» **Component data from apps and pages**:
BEGIN
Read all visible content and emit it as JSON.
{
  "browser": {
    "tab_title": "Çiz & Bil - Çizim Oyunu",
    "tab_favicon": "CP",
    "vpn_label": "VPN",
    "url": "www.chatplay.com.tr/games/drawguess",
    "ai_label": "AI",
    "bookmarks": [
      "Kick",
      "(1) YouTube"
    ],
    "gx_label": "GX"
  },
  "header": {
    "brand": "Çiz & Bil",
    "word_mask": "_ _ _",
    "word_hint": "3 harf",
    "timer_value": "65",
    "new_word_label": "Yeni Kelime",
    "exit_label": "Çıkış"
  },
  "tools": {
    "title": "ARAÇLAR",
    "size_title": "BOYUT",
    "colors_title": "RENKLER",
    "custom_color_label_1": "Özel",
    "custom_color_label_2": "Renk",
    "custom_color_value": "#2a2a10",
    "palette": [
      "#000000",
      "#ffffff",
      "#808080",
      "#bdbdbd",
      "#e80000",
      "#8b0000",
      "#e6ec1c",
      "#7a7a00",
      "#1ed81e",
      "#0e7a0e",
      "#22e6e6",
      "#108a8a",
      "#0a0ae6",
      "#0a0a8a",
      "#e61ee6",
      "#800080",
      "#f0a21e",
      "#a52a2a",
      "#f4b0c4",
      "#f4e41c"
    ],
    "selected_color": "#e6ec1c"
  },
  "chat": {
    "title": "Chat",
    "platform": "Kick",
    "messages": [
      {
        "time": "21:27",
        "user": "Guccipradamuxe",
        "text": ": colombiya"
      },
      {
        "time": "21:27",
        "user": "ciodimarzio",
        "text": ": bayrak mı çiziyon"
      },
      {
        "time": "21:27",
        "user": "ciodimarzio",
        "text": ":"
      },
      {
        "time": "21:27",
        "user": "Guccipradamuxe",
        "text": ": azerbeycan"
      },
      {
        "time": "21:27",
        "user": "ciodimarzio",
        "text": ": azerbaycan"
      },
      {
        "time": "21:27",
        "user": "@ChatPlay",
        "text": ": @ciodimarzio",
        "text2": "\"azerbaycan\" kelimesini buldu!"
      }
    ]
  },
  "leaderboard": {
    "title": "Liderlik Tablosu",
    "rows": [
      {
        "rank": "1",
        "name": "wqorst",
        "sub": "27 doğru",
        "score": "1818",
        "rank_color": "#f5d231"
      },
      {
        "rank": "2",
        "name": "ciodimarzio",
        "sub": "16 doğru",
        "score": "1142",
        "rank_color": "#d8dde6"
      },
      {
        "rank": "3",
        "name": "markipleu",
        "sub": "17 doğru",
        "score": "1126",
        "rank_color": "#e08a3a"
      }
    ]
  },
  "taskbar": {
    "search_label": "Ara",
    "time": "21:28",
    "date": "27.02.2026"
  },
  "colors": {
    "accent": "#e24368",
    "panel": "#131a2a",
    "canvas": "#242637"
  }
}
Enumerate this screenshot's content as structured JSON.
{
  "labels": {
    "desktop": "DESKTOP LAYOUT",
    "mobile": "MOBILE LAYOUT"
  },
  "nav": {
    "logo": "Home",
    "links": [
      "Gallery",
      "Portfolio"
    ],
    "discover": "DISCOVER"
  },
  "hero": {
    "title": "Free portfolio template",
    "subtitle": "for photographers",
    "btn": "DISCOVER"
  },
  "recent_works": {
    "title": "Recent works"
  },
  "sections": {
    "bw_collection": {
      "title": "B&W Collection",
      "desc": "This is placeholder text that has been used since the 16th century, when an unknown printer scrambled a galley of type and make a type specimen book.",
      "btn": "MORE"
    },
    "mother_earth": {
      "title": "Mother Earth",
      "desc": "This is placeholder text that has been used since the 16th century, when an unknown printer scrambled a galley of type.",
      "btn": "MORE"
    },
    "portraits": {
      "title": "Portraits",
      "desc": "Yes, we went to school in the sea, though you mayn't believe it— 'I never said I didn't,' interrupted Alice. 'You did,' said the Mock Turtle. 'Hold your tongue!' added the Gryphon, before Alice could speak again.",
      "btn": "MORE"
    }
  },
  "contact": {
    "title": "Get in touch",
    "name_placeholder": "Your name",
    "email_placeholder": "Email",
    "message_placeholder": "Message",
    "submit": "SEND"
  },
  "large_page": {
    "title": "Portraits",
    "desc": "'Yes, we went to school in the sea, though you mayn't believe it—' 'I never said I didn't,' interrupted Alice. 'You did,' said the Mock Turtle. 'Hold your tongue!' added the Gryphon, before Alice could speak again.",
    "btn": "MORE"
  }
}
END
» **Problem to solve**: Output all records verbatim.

» **Solution to this task**:
Read all visible content and emit it as JSON.
{
  "browser": {
    "tab_title": "Çiz & Bil - Çizim Oyunu",
    "tab_favicon": "CP",
    "vpn_label": "VPN",
    "url": "www.chatplay.com.tr/games/drawguess",
    "ai_label": "AI",
    "bookmarks": [
      "Kick",
      "(1) YouTube"
    ],
    "gx_label": "GX"
  },
  "header": {
    "brand": "Çiz & Bil",
    "word_mask": "_ _ _",
    "word_hint": "3 harf",
    "timer_value": "65",
    "new_word_label": "Yeni Kelime",
    "exit_label": "Çıkış"
  },
  "tools": {
    "title": "ARAÇLAR",
    "size_title": "BOYUT",
    "colors_title": "RENKLER",
    "custom_color_label_1": "Özel",
    "custom_color_label_2": "Renk",
    "custom_color_value": "#2a2a10",
    "palette": [
      "#000000",
      "#ffffff",
      "#808080",
      "#bdbdbd",
      "#e80000",
      "#8b0000",
      "#e6ec1c",
      "#7a7a00",
      "#1ed81e",
      "#0e7a0e",
      "#22e6e6",
      "#108a8a",
      "#0a0ae6",
      "#0a0a8a",
      "#e61ee6",
      "#800080",
      "#f0a21e",
      "#a52a2a",
      "#f4b0c4",
      "#f4e41c"
    ],
    "selected_color": "#e6ec1c"
  },
  "chat": {
    "title": "Chat",
    "platform": "Kick",
    "messages": [
      {
        "time": "21:27",
        "user": "Guccipradamuxe",
        "text": ": colombiya"
      },
      {
        "time": "21:27",
        "user": "ciodimarzio",
        "text": ": bayrak mı çiziyon"
      },
      {
        "time": "21:27",
        "user": "ciodimarzio",
        "text": ":"
      },
      {
        "time": "21:27",
        "user": "Guccipradamuxe",
        "text": ": azerbeycan"
      },
      {
        "time": "21:27",
        "user": "ciodimarzio",
        "text": ": azerbaycan"
      },
      {
        "time": "21:27",
        "user": "@ChatPlay",
        "text": ": @ciodimarzio",
        "text2": "\"azerbaycan\" kelimesini buldu!"
      }
    ]
  },
  "leaderboard": {
    "title": "Liderlik Tablosu",
    "rows": [
      {
        "rank": "1",
        "name": "wqorst",
        "sub": "27 doğru",
        "score": "1818",
        "rank_color": "#f5d231"
      },
      {
        "rank": "2",
        "name": "ciodimarzio",
        "sub": "16 doğru",
        "score": "1142",
        "rank_color": "#d8dde6"
      },
      {
        "rank": "3",
        "name": "markipleu",
        "sub": "17 doğru",
        "score": "1126",
        "rank_color": "#e08a3a"
      }
    ]
  },
  "taskbar": {
    "search_label": "Ara",
    "time": "21:28",
    "date": "27.02.2026"
  },
  "colors": {
    "accent": "#e24368",
    "panel": "#131a2a",
    "canvas": "#242637"
  }
}
Enumerate this screenshot's content as structured JSON.
{
  "labels": {
    "desktop": "DESKTOP LAYOUT",
    "mobile": "MOBILE LAYOUT"
  },
  "nav": {
    "logo": "Home",
    "links": [
      "Gallery",
      "Portfolio"
    ],
    "discover": "DISCOVER"
  },
  "hero": {
    "title": "Free portfolio template",
    "subtitle": "for photographers",
    "btn": "DISCOVER"
  },
  "recent_works": {
    "title": "Recent works"
  },
  "sections": {
    "bw_collection": {
      "title": "B&W Collection",
      "desc": "This is placeholder text that has been used since the 16th century, when an unknown printer scrambled a galley of type and make a type specimen book.",
      "btn": "MORE"
    },
    "mother_earth": {
      "title": "Mother Earth",
      "desc": "This is placeholder text that has been used since the 16th century, when an unknown printer scrambled a galley of type.",
      "btn": "MORE"
    },
    "portraits": {
      "title": "Portraits",
      "desc": "Yes, we went to school in the sea, though you mayn't believe it— 'I never said I didn't,' interrupted Alice. 'You did,' said the Mock Turtle. 'Hold your tongue!' added the Gryphon, before Alice could speak again.",
      "btn": "MORE"
    }
  },
  "contact": {
    "title": "Get in touch",
    "name_placeholder": "Your name",
    "email_placeholder": "Email",
    "message_placeholder": "Message",
    "submit": "SEND"
  },
  "large_page": {
    "title": "Portraits",
    "desc": "'Yes, we went to school in the sea, though you mayn't believe it—' 'I never said I didn't,' interrupted Alice. 'You did,' said the Mock Turtle. 'Hold your tongue!' added the Gryphon, before Alice could speak again.",
    "btn": "MORE"
  }
}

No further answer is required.